PHOENIX (AP) - Arizona on March 6 reported 54 COVID-19 deaths and 1,735 additional confirmed cases as the number of coronavirus-related hospitalizations dipped below 1,000 for the first time in four months.
With the latest figures released by the Department of Health Services, the state’s pandemic totals rose to 825,119 cases and 16,323 deaths.
As of Friday, 966 COVID-19 patients occupied inpatient beds, down from 1,043 as of Thursday and about a fifth of the Jan. 11 pandemic high of 5,082, according to the state’s coronavirus dashboard.
However, Friday’s hospitalization census was still twice as high as Sept. 27′s count of 468, the low between last summer’s surge and worse but now-receding fall and winter surge.
Coronavirus in Arizona: Latest case numbers
Seven-day rolling averages of daily new cases and daily deaths continued to decline, according to data from The COVID Tracking Project.
The rolling average of new cases dropped from 1,512 on Feb. 19 to 1,265.1 on Friday while the rolling average of new deaths dropped from 83.9 to 63.2 during the same period.

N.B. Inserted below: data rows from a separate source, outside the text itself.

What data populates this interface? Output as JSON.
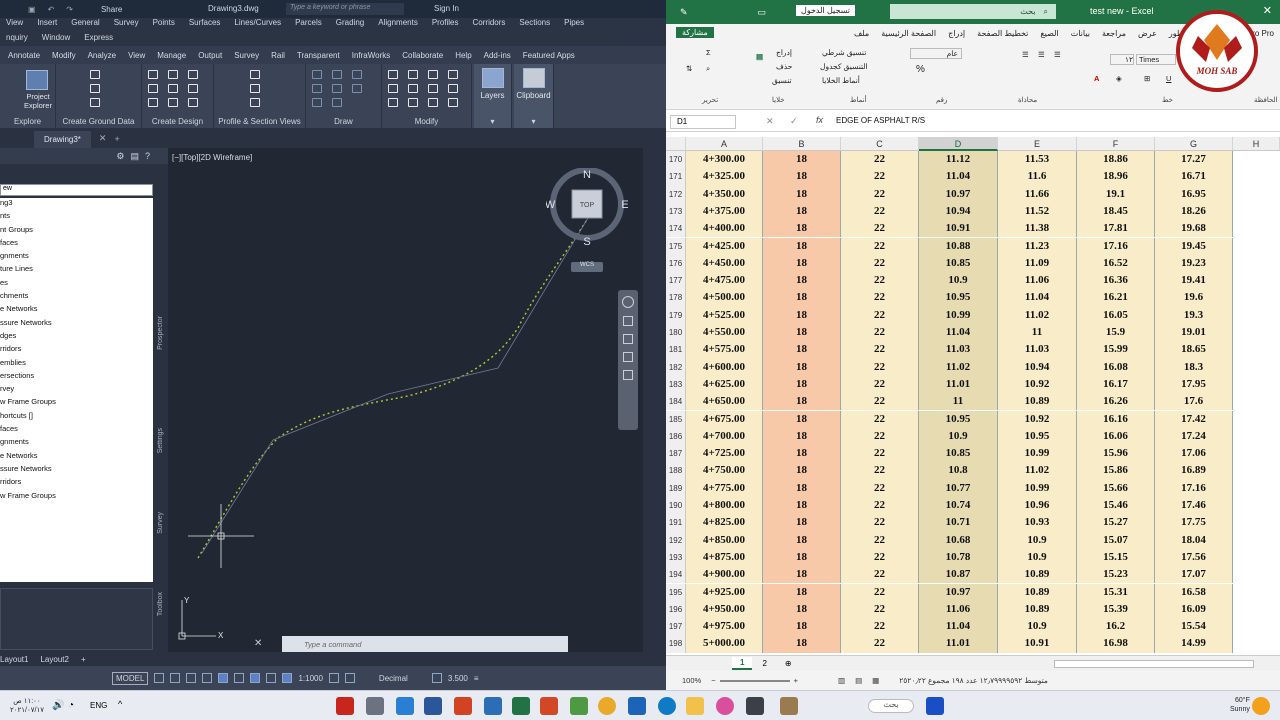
{
  "cad": {
    "doc_name": "Drawing3.dwg",
    "share": "Share",
    "search_placeholder": "Type a keyword or phrase",
    "sign_in": "Sign In",
    "menu_row1": [
      "View",
      "Insert",
      "General",
      "Survey",
      "Points",
      "Surfaces",
      "Lines/Curves",
      "Parcels",
      "Grading",
      "Alignments",
      "Profiles",
      "Corridors",
      "Sections",
      "Pipes"
    ],
    "menu_row2": [
      "nquiry",
      "Window",
      "Express"
    ],
    "ribbon_tabs": [
      "Annotate",
      "Modify",
      "Analyze",
      "View",
      "Manage",
      "Output",
      "Survey",
      "Rail",
      "Transparent",
      "InfraWorks",
      "Collaborate",
      "Help",
      "Add-ins",
      "Featured Apps"
    ],
    "project_explorer": "Project Explorer",
    "layers": "Layers",
    "clipboard": "Clipboard",
    "panels": [
      "Explore",
      "Create Ground Data",
      "Create Design",
      "Profile & Section Views",
      "Draw",
      "Modify"
    ],
    "doc_tab": "Drawing3*",
    "prospector_select": "ew",
    "tree": [
      "ng3",
      "nts",
      "nt Groups",
      "faces",
      "gnments",
      "ture Lines",
      "es",
      "chments",
      "e Networks",
      "ssure Networks",
      "dges",
      "rridors",
      "emblies",
      "ersections",
      "rvey",
      "w Frame Groups",
      "hortcuts []",
      "faces",
      "gnments",
      "e Networks",
      "ssure Networks",
      "rridors",
      "w Frame Groups"
    ],
    "side_labels": [
      "Prospector",
      "Settings",
      "Survey",
      "Toolbox"
    ],
    "viewport_label": "[−][Top][2D Wireframe]",
    "compass": {
      "n": "N",
      "s": "S",
      "e": "E",
      "w": "W",
      "top": "TOP",
      "wcs": "WCS"
    },
    "ucs": {
      "x": "X",
      "y": "Y"
    },
    "command_placeholder": "Type a command",
    "layout_tabs": [
      "Layout1",
      "Layout2"
    ],
    "status": {
      "model": "MODEL",
      "scale": "1:1000",
      "units": "Decimal",
      "value": "3.500"
    }
  },
  "excel": {
    "sign_in": "تسجيل الدخول",
    "search": "بحث",
    "file_name": "test new  -  Excel",
    "share": "مشاركة",
    "tabs": [
      "ملف",
      "الصفحة الرئيسية",
      "إدراج",
      "تخطيط الصفحة",
      "الصيغ",
      "بيانات",
      "مراجعة",
      "عرض",
      "المطور",
      "تعليمات",
      "Nitro Pro"
    ],
    "ribbon": {
      "insert": "إدراج",
      "delete": "حذف",
      "format": "تنسيق",
      "cond": "تنسيق شرطي",
      "table": "التنسيق كجدول",
      "styles": "أنماط الخلايا",
      "general": "عام",
      "font": "Times",
      "size": "١٢"
    },
    "groups": [
      "تحرير",
      "خلايا",
      "أنماط",
      "رقم",
      "محاذاة",
      "خط",
      "الحافظة"
    ],
    "name_box": "D1",
    "formula": "EDGE OF ASPHALT R/S",
    "columns": [
      "A",
      "B",
      "C",
      "D",
      "E",
      "F",
      "G",
      "H"
    ],
    "selected_col": "D",
    "rows": [
      [
        "170",
        "4+300.00",
        "18",
        "22",
        "11.12",
        "11.53",
        "18.86",
        "17.27"
      ],
      [
        "171",
        "4+325.00",
        "18",
        "22",
        "11.04",
        "11.6",
        "18.96",
        "16.71"
      ],
      [
        "172",
        "4+350.00",
        "18",
        "22",
        "10.97",
        "11.66",
        "19.1",
        "16.95"
      ],
      [
        "173",
        "4+375.00",
        "18",
        "22",
        "10.94",
        "11.52",
        "18.45",
        "18.26"
      ],
      [
        "174",
        "4+400.00",
        "18",
        "22",
        "10.91",
        "11.38",
        "17.81",
        "19.68"
      ],
      [
        "175",
        "4+425.00",
        "18",
        "22",
        "10.88",
        "11.23",
        "17.16",
        "19.45"
      ],
      [
        "176",
        "4+450.00",
        "18",
        "22",
        "10.85",
        "11.09",
        "16.52",
        "19.23"
      ],
      [
        "177",
        "4+475.00",
        "18",
        "22",
        "10.9",
        "11.06",
        "16.36",
        "19.41"
      ],
      [
        "178",
        "4+500.00",
        "18",
        "22",
        "10.95",
        "11.04",
        "16.21",
        "19.6"
      ],
      [
        "179",
        "4+525.00",
        "18",
        "22",
        "10.99",
        "11.02",
        "16.05",
        "19.3"
      ],
      [
        "180",
        "4+550.00",
        "18",
        "22",
        "11.04",
        "11",
        "15.9",
        "19.01"
      ],
      [
        "181",
        "4+575.00",
        "18",
        "22",
        "11.03",
        "11.03",
        "15.99",
        "18.65"
      ],
      [
        "182",
        "4+600.00",
        "18",
        "22",
        "11.02",
        "10.94",
        "16.08",
        "18.3"
      ],
      [
        "183",
        "4+625.00",
        "18",
        "22",
        "11.01",
        "10.92",
        "16.17",
        "17.95"
      ],
      [
        "184",
        "4+650.00",
        "18",
        "22",
        "11",
        "10.89",
        "16.26",
        "17.6"
      ],
      [
        "185",
        "4+675.00",
        "18",
        "22",
        "10.95",
        "10.92",
        "16.16",
        "17.42"
      ],
      [
        "186",
        "4+700.00",
        "18",
        "22",
        "10.9",
        "10.95",
        "16.06",
        "17.24"
      ],
      [
        "187",
        "4+725.00",
        "18",
        "22",
        "10.85",
        "10.99",
        "15.96",
        "17.06"
      ],
      [
        "188",
        "4+750.00",
        "18",
        "22",
        "10.8",
        "11.02",
        "15.86",
        "16.89"
      ],
      [
        "189",
        "4+775.00",
        "18",
        "22",
        "10.77",
        "10.99",
        "15.66",
        "17.16"
      ],
      [
        "190",
        "4+800.00",
        "18",
        "22",
        "10.74",
        "10.96",
        "15.46",
        "17.46"
      ],
      [
        "191",
        "4+825.00",
        "18",
        "22",
        "10.71",
        "10.93",
        "15.27",
        "17.75"
      ],
      [
        "192",
        "4+850.00",
        "18",
        "22",
        "10.68",
        "10.9",
        "15.07",
        "18.04"
      ],
      [
        "193",
        "4+875.00",
        "18",
        "22",
        "10.78",
        "10.9",
        "15.15",
        "17.56"
      ],
      [
        "194",
        "4+900.00",
        "18",
        "22",
        "10.87",
        "10.89",
        "15.23",
        "17.07"
      ],
      [
        "195",
        "4+925.00",
        "18",
        "22",
        "10.97",
        "10.89",
        "15.31",
        "16.58"
      ],
      [
        "196",
        "4+950.00",
        "18",
        "22",
        "11.06",
        "10.89",
        "15.39",
        "16.09"
      ],
      [
        "197",
        "4+975.00",
        "18",
        "22",
        "11.04",
        "10.9",
        "16.2",
        "15.54"
      ],
      [
        "198",
        "5+000.00",
        "18",
        "22",
        "11.01",
        "10.91",
        "16.98",
        "14.99"
      ]
    ],
    "sheets": [
      "1",
      "2"
    ],
    "status_zoom": "100%",
    "status_text": "متوسط ١٢٫٧٩٩٩٩٥٩٢   عدد ١٩٨   مجموع ٢٥٢٠٫٢٢",
    "logo_text": "MOH SAB"
  },
  "taskbar": {
    "lang": "ENG",
    "time": "١١:٠٠ ص",
    "date": "٢٠٢١/٠٧/١٧",
    "weather_temp": "60°F",
    "weather_text": "Sunny",
    "search": "بحث"
  }
}
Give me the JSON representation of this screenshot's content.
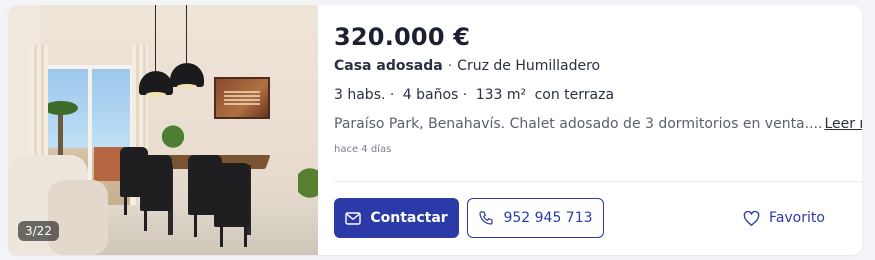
{
  "listing": {
    "photo_counter": "3/22",
    "price": "320.000 €",
    "type": "Casa adosada",
    "separator": "·",
    "location": "Cruz de Humilladero",
    "features": {
      "rooms": "3 habs. ·",
      "baths": "4 baños ·",
      "area": "133 m²",
      "extra": "con terraza"
    },
    "description": "Paraíso Park, Benahavís. Chalet adosado de 3 dormitorios en venta....",
    "read_more": "Leer más",
    "date": "hace 4 días"
  },
  "actions": {
    "contact_label": "Contactar",
    "phone_label": "952 945 713",
    "favorite_label": "Favorito"
  },
  "icons": {
    "contact": "envelope-icon",
    "phone": "phone-icon",
    "favorite": "heart-icon"
  },
  "colors": {
    "primary": "#2c3aa8",
    "background": "#f3f4f7",
    "card": "#ffffff"
  }
}
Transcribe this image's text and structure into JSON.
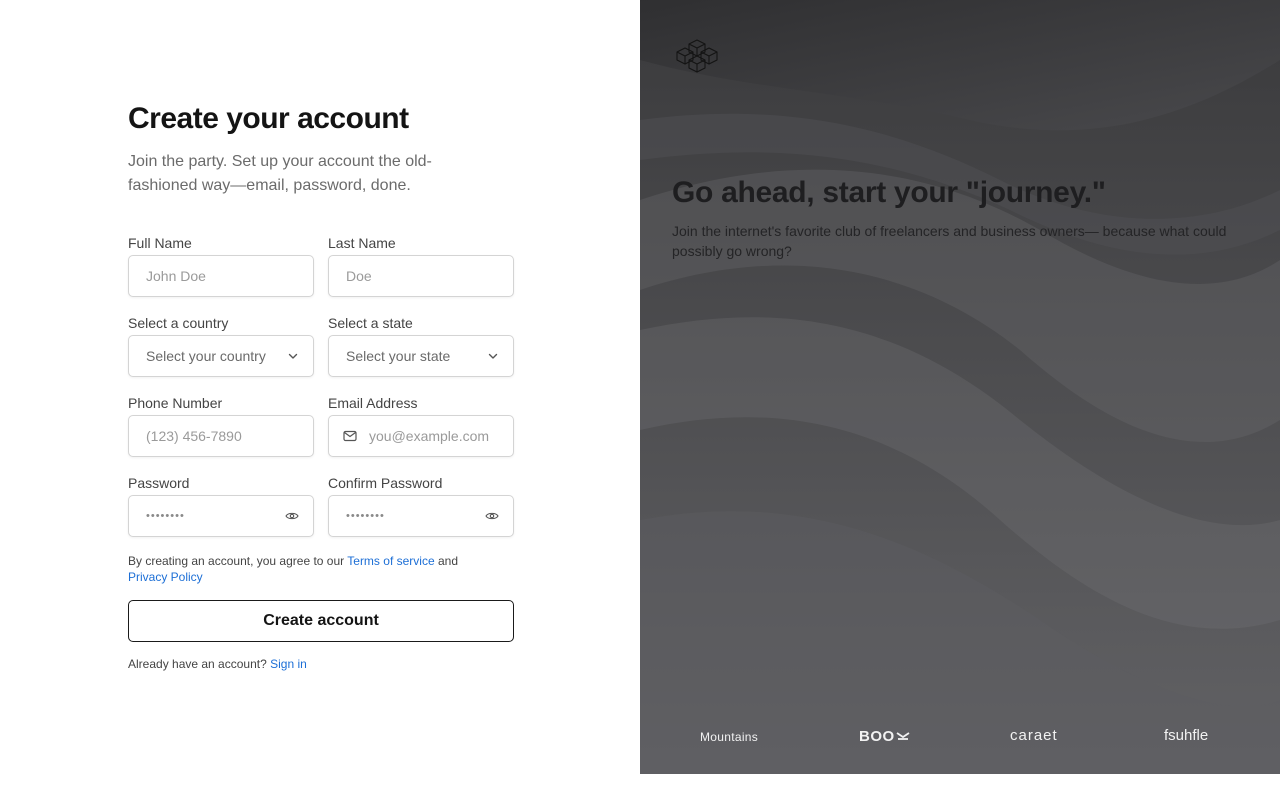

The number of infections is thought to be far higher than reported because many people have not been tested, and studies suggest people can be infected with the virus without feeling sick.
Citing the state’s recent steady drop in confirmed new cases and the administration of more than 2 million doses of COVID-19 vaccine, Gov. Doug Ducey on Friday lifted capacity restrictions at restaurants, gyms and other businesses.
"With the vaccine rollout advancing rapidly, we continue to have hope for the future," he said.
According to the state’s coronavirus dashboard, 18.7% of the state’s population has received at least one dose of vaccine, and about half of those people are fully vaccinated.
The Health System Alliance of Arizona, a group representing major hospital systems, said it opposed Ducey’s move.
"Now is not the time to relax our mitigation efforts; we must stay the course to ensure that our vaccination efforts can outpace the spread of the virus," the group said.
Ducey’s order did not lift the state’s requirements for social distancing and masking requirements for businesses nor affect local governments’ mask mandates. Arizona doesn’t have a statewide mask mandate.